We identified patients aged 15–84 years with knee arthroscopy in the years 2005–2016 in southern Sweden. We calculated the risk of pyogenic arthritis, venous thromboembolism, and other typical complications within 30 days. As a reference cohort we included the regional population in the corresponding age interval. We estimated the relative and absolute risks of complications compared to the reference cohort using logistic regression adjusted for age, sex, and level of education. We also estimated the proportion of complications in the population explained by knee arthroscopy (population attributable fraction).
We identified 18,735 knee arthroscopy patients (mean age 39 years) and 1,171,084 reference subjects (mean age 46 years). The absolute risk of one or more complications was 1.1% after knee arthroscopy and 0.16% in references. The odds ratio of anycomplication after knee arthroscopy vs. the reference cohort was 9.4 (95% confidence interval [CI] 8.1, 10.9) with an absolute risk difference of 1.4% (1.1, 1.6%). The relative risk (95% CI) for pyogenic arthritis was 115 (75, 174), venous thromboembolism 6.8 (5.1, 9.1), and other complications 7.7 (6.3, 9.5). The population attributable fraction for pyogenic arthritis was 5%.

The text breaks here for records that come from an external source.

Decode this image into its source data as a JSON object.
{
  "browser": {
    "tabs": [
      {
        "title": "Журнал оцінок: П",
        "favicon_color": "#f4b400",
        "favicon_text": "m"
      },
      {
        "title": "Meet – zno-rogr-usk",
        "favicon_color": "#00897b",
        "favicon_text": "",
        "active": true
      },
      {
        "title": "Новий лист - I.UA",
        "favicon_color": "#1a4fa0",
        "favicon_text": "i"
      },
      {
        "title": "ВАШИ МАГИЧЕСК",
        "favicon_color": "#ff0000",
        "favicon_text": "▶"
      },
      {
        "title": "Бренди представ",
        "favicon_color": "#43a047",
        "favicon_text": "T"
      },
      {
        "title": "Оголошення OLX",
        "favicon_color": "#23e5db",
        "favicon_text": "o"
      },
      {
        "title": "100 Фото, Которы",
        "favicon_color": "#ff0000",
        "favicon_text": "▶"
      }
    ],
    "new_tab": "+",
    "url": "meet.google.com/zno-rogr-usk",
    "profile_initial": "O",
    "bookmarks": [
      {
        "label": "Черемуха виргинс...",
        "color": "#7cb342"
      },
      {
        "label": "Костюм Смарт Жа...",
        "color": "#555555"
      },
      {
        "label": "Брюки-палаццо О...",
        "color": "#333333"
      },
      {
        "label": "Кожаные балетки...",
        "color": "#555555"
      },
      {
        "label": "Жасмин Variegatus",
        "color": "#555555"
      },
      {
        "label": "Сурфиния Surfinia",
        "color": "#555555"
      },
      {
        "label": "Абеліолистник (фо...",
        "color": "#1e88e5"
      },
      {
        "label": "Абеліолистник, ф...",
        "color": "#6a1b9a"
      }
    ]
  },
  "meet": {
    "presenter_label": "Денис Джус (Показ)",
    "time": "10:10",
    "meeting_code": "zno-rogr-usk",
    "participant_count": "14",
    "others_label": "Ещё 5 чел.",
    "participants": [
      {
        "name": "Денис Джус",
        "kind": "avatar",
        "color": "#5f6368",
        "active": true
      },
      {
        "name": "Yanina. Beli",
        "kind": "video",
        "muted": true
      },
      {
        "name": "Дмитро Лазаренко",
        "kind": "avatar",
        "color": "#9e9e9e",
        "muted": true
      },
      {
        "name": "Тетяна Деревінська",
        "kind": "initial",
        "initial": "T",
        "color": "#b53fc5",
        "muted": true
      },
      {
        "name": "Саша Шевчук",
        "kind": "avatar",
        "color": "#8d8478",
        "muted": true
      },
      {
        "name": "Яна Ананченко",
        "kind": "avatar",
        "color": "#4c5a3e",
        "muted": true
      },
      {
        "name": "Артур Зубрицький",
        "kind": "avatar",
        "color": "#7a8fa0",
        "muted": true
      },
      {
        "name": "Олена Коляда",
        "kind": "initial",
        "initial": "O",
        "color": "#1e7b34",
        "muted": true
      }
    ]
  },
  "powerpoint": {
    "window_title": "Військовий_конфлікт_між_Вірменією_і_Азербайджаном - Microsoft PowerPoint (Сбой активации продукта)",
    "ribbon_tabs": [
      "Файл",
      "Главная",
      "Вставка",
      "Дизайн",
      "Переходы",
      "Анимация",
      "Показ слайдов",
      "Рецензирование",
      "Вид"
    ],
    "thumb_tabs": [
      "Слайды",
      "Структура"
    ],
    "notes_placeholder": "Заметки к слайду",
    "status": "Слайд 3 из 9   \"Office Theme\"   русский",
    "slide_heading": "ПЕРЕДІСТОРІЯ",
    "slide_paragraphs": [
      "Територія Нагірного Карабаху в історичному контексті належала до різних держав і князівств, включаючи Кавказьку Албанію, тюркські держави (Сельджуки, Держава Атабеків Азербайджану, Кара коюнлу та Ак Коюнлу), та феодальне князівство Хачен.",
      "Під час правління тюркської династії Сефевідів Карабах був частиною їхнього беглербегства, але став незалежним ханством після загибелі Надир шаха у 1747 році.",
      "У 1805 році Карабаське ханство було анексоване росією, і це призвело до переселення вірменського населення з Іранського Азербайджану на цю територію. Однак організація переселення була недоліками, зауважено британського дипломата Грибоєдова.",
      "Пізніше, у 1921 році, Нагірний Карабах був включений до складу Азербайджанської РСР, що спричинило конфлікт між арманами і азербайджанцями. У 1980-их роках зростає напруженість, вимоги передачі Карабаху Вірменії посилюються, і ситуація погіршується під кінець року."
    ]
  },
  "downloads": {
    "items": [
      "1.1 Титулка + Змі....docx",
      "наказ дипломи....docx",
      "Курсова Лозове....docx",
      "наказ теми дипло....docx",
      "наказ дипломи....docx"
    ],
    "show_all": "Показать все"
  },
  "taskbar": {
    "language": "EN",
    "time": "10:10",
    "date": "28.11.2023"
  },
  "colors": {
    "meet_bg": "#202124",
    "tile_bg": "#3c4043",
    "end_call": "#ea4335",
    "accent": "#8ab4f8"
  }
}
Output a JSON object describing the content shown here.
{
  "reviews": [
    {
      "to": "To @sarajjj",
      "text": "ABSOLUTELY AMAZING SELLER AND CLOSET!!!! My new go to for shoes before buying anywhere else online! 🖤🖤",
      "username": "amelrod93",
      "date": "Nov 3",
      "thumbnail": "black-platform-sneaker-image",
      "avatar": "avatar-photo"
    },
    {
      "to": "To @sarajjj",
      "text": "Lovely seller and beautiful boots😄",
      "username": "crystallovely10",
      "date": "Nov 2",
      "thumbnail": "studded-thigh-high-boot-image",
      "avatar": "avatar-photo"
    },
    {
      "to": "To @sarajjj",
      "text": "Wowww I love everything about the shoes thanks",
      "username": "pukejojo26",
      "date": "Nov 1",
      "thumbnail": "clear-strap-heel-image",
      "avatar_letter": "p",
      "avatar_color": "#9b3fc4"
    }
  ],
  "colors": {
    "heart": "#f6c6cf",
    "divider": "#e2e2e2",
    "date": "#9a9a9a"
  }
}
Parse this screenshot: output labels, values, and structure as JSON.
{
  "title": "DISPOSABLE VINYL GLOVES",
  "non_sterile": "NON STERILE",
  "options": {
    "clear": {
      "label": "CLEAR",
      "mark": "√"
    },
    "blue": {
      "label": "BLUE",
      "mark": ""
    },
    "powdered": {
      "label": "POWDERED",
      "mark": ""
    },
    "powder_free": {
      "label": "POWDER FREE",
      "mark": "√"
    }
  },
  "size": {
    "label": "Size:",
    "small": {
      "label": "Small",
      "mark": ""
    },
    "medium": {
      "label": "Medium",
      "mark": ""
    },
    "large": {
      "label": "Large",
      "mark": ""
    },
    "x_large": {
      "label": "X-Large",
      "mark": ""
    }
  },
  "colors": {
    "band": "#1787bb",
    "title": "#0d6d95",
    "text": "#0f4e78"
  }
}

The absolute risks of complications associated with knee arthroscopy remain small at about 1%. Still, 5% of all pyogenic knee arthritis cases in adults are attributable to knee arthroscopy, thus risks with knee arthroscopy should be carefully considered in the choice of treatment.